SUPPLIED INFORMATION:
⁂

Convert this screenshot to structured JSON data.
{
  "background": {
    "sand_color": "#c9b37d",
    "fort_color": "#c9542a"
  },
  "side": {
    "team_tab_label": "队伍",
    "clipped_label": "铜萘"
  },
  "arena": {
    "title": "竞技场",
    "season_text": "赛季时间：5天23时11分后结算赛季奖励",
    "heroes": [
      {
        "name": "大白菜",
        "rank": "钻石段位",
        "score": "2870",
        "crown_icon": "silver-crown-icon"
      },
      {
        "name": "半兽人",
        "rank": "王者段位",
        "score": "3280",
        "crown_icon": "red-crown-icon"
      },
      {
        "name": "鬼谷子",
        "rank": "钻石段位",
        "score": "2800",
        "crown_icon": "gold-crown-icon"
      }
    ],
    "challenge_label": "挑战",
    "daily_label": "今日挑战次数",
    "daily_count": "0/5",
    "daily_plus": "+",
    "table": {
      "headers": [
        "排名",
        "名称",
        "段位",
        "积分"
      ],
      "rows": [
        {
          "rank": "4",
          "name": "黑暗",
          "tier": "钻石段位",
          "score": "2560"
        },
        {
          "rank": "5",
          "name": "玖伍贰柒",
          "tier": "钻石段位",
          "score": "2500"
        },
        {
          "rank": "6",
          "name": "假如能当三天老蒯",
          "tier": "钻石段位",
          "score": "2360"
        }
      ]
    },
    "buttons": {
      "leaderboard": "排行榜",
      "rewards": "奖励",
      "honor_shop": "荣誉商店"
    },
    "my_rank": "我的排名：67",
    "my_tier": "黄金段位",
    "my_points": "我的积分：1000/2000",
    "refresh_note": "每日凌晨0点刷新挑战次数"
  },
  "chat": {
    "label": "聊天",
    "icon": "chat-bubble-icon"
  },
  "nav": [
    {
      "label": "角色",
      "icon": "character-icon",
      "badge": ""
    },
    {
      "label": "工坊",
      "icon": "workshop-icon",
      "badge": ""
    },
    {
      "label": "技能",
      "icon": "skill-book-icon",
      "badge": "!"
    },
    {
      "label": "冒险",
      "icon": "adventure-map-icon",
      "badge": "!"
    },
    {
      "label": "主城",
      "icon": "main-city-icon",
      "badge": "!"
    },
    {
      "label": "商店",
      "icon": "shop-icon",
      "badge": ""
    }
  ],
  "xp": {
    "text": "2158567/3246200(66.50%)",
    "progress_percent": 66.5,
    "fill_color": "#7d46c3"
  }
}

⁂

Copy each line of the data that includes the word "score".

        "score": "2870",
        "score": "3280",
        "score": "2800",
          "score": "2560"
          "score": "2500"
          "score": "2360"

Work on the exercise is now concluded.